TORONTO — The Canada Pension Plan Investment Board (CPPIB), the country’s largest pension fund manager, said on Monday it is concerned about the Saskatchewan government’s decision to temporarily ban certain institutional investors from buying farmland in the province.
The western province said on Monday it plans a review of farmland ownership rules under the Saskatchewan Farm Security Act. Pension plans and other institutional investors will be unable to purchase farmland in Saskatchewan while the review is ongoing. No completion date was given for the review.
The idea we have for you today plays off one of our ongoing themes — “extraction.”
“We’ve got a real problem! This is a mathematical fact! Tens of trillions of dollars are being extracted from the United States of America,” ranted MSNBC pundit Dylan Ratigan in 2011. “An entire integrated system — financial system, trading system, taxing system — that was created by both parties over a period of two decades is at work on our entire country right now.”
Som Seif has packed a lot into his 36 years.
In his first career he was as an investment banker at RBC Capital Markets, while in his second, a more public role, he was founder of the Canadian operations of Claymore Investments, a company that grew over seven years to $8-billion in assets under management before being sold to BlackRock early last year.
By Stock Whiz:During the last several years, investors have taken note of the swelling prices and hearty returns that come with productive farms. Individuals and funds are increasingly seeing farmland as an ideal hard asset class.
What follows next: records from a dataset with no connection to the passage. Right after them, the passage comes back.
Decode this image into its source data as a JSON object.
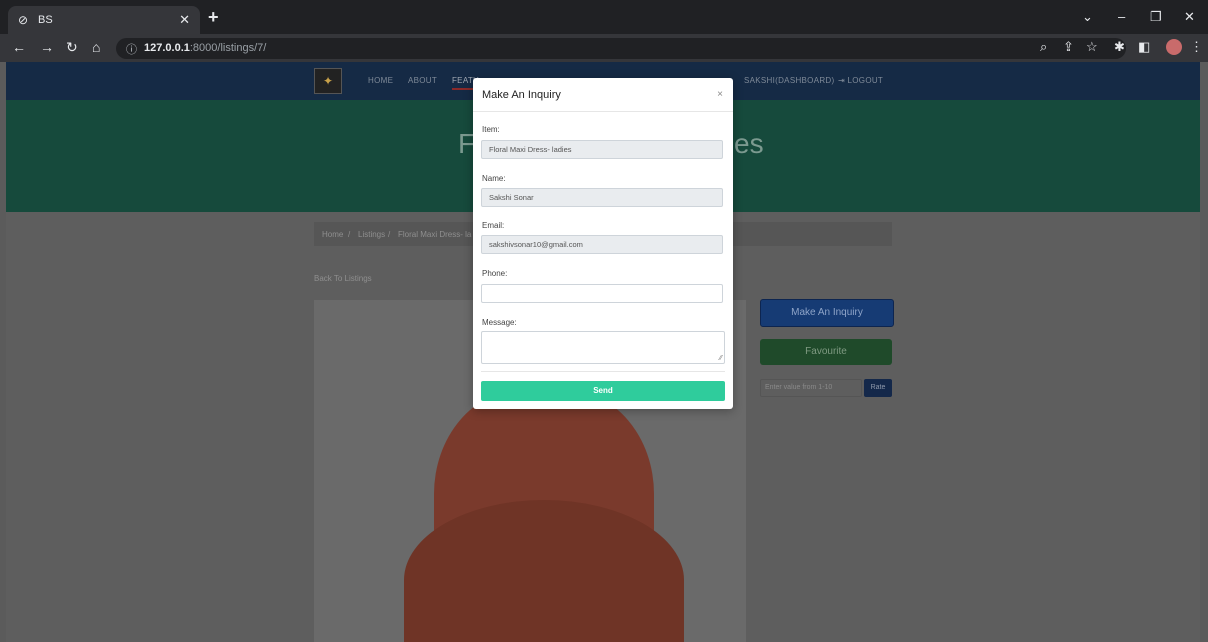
{
  "browser": {
    "tab_title": "BS",
    "tab_favicon": "globe-icon",
    "url_host": "127.0.0.1",
    "url_rest": ":8000/listings/7/"
  },
  "navbar": {
    "links": [
      "HOME",
      "ABOUT",
      "FEATU",
      "SAKSHI(DASHBOARD)",
      "LOGOUT"
    ]
  },
  "hero": {
    "title_left": "F",
    "title_right": "es"
  },
  "breadcrumb": {
    "home": "Home",
    "sep": "/",
    "listings": "Listings",
    "current": "Floral Maxi Dress- la"
  },
  "back_link": "Back To Listings",
  "sidebar": {
    "inquiry_button": "Make An Inquiry",
    "favourite_button": "Favourite",
    "rate_placeholder": "Enter value from 1-10",
    "rate_button": "Rate"
  },
  "modal": {
    "title": "Make An Inquiry",
    "close": "×",
    "item_label": "Item:",
    "item_value": "Floral Maxi Dress- ladies",
    "name_label": "Name:",
    "name_value": "Sakshi Sonar",
    "email_label": "Email:",
    "email_value": "sakshivsonar10@gmail.com",
    "phone_label": "Phone:",
    "phone_value": "",
    "message_label": "Message:",
    "send_button": "Send"
  },
  "colors": {
    "navbar": "#152a45",
    "hero": "#164a3c",
    "send": "#2fcc9c",
    "inquiry": "#163b74",
    "favourite": "#1f4a2a"
  }
}
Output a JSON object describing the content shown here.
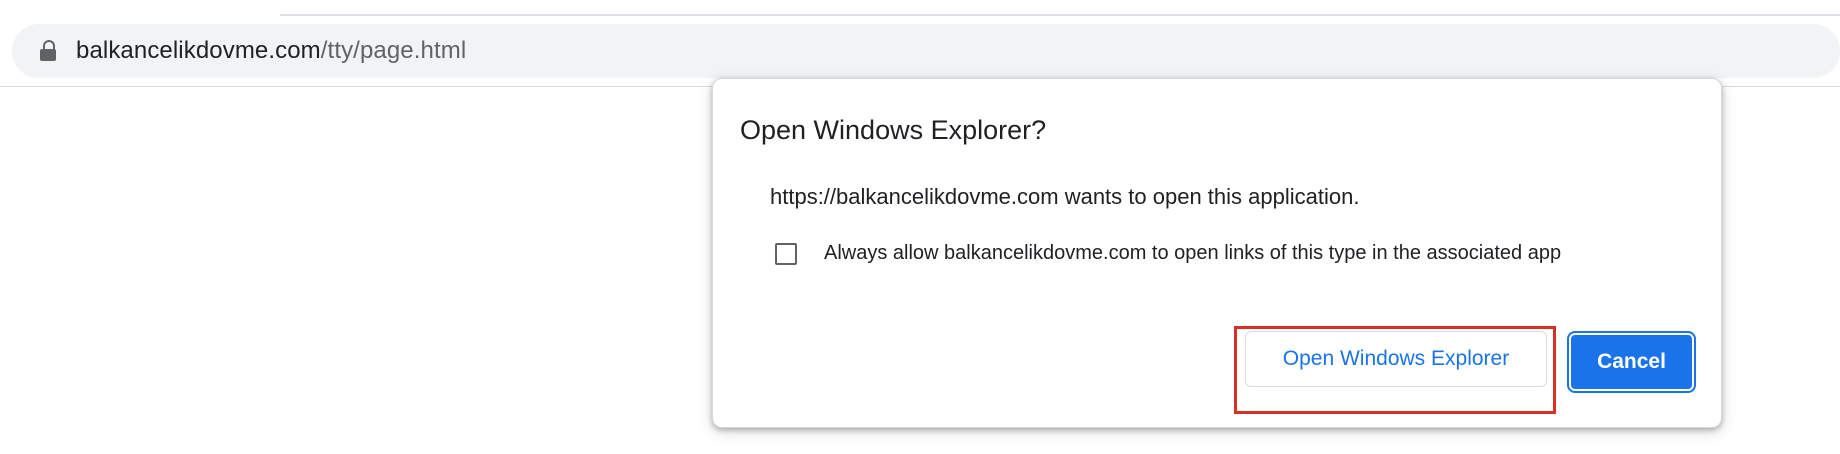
{
  "browser": {
    "address_bar": {
      "domain": "balkancelikdovme.com",
      "path": "/tty/page.html"
    }
  },
  "dialog": {
    "title": "Open Windows Explorer?",
    "message": "https://balkancelikdovme.com wants to open this application.",
    "checkbox": {
      "label": "Always allow balkancelikdovme.com to open links of this type in the associated app",
      "checked": false
    },
    "buttons": {
      "open_label": "Open Windows Explorer",
      "cancel_label": "Cancel"
    }
  },
  "colors": {
    "accent": "#1a73e8",
    "highlight": "#d93025",
    "text": "#202124",
    "muted": "#5f6368"
  },
  "icons": {
    "address_bar": "lock-icon",
    "checkbox": "checkbox-unchecked"
  }
}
Farmland generates not only regular income, but also capital appreciation and can be used as a hedge against inflation.
By Faisal Humayun: The investment environment after the financial and economic crisis has been characterized by a high degree of volatility across asset classes. Taking short-term positions in such an environment can lead to extreme results (positive or negative).
Last week began on an extremely bearish note. As Standard & Poors downgraded the outlook for US debt, retail and institutional investors panicked and prices dropped. Initially, it looked like this could be the catalyst for the market to finally begin recognizing the mounting risks.
FA Insights is a daily newsletter from Business Insider that delivers the top news and commentary for financial advisors. Investors Lose More Money Trying To Anticipate Corrections, Than From Corrections Themselves (Charles Schwab)
NEW DELHI: After starting on a positive note on Monday, benchmark indices came under tremendous selling pressure on Tuesday, which pushed the indices below their crucial 200-day moving average, weighed down by losses in banks, consumer durable, realty, auto and capital goods stocks. The S&P BSE Sensex slipped over 600 points to hit its intraday low of 26,927.82 (200-DMA placed around 27559), while the Nifty dropped over 150 points to hit its intraday low of 8137.60 (200-DMA placed around 8289.74). Benchmark indices have once again fallen to their respective support levels.
American ingenuity. It’s the stuff of lore and legend, and it’s what drives the global economy. We literally bank on the next disruptive entrepreneur — and innovative new technology — to completely redefine or create new industries. It’s what America does really well, our goose that continues to lay golden eggs.
And yet, maybe not.
By Dividendinvestr:Warren Buffett is one of the greatest investors of all time. His track record is mind-numbing but during the past decade he shifted his focus from “becoming wealthy” to “staying wealthy”. He explained in 2006 that one of the best ways of staying wealthy is investing in high dividend stocks with stable businesses, like utilities. He has been holding on to his positions for years if not decades to minimize taxes.